MADDOW: Listen to the way he goes after the right here. "Should any political party attempt to abolish Social Security, unemployment insurance, and eliminate labor laws and farm programs, you would not hear of that party again in our political history. There is a tiny splinter group, of course, that believes you can do these things, but their number is negligible and”—and the president says—“their number is negligible and they are stupid.”

That is not what Barack Obama said last night. That is way to the left of any national Democrat at this point. That was all Republican President Dwight David Eisenhower. That was all the stuff he said when he was president.

Maddow failed to note a salient fact. When Eisenhower made those fiery statements, he was making a simple, accurate factual statement about the shape of American politics. In the 1950s, there really weren’t a whole lot of people who favored abolishing Social Security. But there are many such people today. This change has occurred, in large part, because the liberal/progressive/Democratic worlds have stumbled along for the past several decades under the yoke of “intellectual leaders” like Maddow.

The first three minutes of last night’s lecture struck us hopelessly uninformed. From there, Maddow moved ahead to silly, invidious, incoherent comments about President Clinton’s vast perfidy, especially as compared to President Obama’s vast greatness on Tuesday night. Presumably, the doctor doesn’t understand the politics of the 1990s any better than those of the 1950s. But overall, her lecture was uninformed and largely incoherent—though it was delivered, as always, with an air of complete self-assurance.

Tomorrow, we’ll be complimenting Maddow, at least as compared to certain aspects of Keith Olbermann’s performance at Countdown.

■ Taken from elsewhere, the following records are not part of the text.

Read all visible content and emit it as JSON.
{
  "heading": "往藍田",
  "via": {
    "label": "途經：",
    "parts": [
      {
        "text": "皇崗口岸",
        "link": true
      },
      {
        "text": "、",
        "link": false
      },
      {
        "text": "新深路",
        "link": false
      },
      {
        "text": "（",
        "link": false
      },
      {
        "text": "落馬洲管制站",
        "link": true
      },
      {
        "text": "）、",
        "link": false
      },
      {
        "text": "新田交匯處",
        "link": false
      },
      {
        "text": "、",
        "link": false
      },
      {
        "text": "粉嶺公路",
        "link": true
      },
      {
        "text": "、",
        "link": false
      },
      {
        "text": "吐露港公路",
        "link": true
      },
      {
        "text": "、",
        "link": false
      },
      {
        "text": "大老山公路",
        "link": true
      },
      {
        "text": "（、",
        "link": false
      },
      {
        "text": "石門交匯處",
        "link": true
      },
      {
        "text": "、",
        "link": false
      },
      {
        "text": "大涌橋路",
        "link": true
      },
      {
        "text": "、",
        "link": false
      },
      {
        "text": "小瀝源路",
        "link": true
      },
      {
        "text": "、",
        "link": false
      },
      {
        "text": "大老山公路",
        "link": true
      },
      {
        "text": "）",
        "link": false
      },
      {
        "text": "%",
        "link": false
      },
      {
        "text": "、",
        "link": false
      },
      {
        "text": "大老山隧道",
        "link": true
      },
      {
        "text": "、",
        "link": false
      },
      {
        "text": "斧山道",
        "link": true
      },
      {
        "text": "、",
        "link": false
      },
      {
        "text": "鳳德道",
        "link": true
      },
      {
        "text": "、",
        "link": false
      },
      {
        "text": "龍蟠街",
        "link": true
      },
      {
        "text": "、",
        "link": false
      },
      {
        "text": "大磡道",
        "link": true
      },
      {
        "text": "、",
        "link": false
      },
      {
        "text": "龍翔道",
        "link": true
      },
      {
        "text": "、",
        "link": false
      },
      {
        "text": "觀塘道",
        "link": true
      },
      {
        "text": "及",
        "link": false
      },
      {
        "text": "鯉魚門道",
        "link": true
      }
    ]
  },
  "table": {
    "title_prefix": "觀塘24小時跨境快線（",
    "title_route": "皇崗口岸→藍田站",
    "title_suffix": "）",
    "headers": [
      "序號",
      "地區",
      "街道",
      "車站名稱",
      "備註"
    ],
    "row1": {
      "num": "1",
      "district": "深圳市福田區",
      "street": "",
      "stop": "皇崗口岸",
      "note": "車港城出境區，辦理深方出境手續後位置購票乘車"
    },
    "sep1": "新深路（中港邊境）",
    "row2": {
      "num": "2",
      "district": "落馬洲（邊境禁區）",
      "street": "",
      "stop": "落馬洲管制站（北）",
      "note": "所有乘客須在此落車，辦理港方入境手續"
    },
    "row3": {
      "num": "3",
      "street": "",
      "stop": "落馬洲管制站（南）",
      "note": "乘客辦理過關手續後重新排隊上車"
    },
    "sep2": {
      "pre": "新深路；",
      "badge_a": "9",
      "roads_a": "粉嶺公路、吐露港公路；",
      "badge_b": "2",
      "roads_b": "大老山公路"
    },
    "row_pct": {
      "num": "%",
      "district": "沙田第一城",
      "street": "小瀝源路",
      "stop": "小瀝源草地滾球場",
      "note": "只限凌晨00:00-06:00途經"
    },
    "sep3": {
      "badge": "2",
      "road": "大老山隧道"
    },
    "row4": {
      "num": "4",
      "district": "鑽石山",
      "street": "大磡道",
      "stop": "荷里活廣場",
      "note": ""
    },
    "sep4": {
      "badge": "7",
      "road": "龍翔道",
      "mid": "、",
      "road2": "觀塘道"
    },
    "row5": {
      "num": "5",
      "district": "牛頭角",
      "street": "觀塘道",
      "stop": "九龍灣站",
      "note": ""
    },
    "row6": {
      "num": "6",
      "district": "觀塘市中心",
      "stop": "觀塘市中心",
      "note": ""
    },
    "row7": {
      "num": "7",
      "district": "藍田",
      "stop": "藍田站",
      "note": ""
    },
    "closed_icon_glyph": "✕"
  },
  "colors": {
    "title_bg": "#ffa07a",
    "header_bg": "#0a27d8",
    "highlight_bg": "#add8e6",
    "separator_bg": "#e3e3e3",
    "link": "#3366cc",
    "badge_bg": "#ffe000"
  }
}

But good lord! How has our national politics managed to disintegrate to such an extent since the time of Eisenhower—since the time of those accurate factual statements?

You might read Krugman’s Conscience of A Conservative—or you might watch our liberal cable channel in action! After that, do you still have to ask?